Despite the jargon-laden title of this post, the content is about a simple matter: do we, as human beings (as educators, in our case), really know ourselves as well as we think we do?
Despite the jargon-laden title of this post, the content is about a simple matter: do we, as human beings (as educators, in our case), really know ourselves as well as we think we do? As David Mattin, head of trends and insights at trendwatching.com shares in the September 2017 issue of Business Life, “contemporary science reveals [that] we know ourselves far less well than we think, and that our choices are largely dictated by unconscious brain processes.” Mattin is talking about the massive amounts of data being collected, relative to our personal habits, such as choice of music. One has only to listen to Spotify’s suggested weekly playlist for us to wonder whether algorithms that utilise our personal data would appear to know us better than we know ourselves. This development has profound implications for us on many levels, though I’d prefer to dwell on education for purposes of this post.

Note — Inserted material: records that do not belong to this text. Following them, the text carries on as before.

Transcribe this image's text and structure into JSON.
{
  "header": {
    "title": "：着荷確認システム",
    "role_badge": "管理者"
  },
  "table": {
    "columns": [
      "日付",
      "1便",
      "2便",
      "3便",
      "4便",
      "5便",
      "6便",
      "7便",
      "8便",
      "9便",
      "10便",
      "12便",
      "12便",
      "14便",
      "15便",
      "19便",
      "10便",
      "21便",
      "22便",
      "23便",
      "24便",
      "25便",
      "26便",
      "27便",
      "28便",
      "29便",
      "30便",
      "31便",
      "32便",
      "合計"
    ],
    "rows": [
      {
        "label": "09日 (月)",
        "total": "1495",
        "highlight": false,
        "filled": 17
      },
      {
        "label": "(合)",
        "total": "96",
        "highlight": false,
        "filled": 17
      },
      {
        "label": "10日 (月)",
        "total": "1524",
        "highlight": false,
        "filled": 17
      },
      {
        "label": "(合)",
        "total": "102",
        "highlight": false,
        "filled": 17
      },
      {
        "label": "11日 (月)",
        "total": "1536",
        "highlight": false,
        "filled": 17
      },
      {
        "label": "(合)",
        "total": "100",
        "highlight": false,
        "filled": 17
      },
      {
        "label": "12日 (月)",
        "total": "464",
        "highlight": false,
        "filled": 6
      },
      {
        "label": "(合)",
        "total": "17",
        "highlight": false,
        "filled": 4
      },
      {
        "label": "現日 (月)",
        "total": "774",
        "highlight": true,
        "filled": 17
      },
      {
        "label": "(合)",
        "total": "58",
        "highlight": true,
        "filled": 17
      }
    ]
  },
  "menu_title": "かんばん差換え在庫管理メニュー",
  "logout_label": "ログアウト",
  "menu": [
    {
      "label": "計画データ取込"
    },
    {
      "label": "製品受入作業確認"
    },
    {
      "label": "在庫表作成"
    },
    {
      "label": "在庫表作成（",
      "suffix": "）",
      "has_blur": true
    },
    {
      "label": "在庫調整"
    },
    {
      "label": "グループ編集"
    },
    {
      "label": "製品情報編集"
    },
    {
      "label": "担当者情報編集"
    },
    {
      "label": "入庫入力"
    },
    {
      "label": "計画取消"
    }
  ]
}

If our unconscious brain processes (whether music preferences or otherwise) dictate our choices to the extent that they (our choices) can be detected and manipulated by algorithms, then what do we do about school? Is following a prescribed curriculum analogous to following an algorithm, such that adherence to a given curriculum as a ‘habitual action’ of sorts will result in implications that remain with us for life? Or, are we going about school in a very wrong-headed way? For instance, should we employ a Spotify approach to education in which playlists are generated for each child, relative to the school’s overall curriculum, in such a way that we (schools) are engaged in ‘personalised education?’ Is such an education truly ‘personalised,’ or is it ‘prescribed?’ Is there a difference, and, if so, what is it? Should our programmes know our students better than they know themselves?
If you think that a Spotify approach is laughable, then I suggest you look at alternative schools such as AltSchool, a recently-launched B Corporation, which translates to a socially-impactful business that is allowed to raise capital. They’ve done particularly well in raising capital, by the way: over $100 million. One of the features of their programme is a ‘playlist’ for each student. They have developed a proprietary software that informs the playlist (among other items), and part of their plan is to license the software.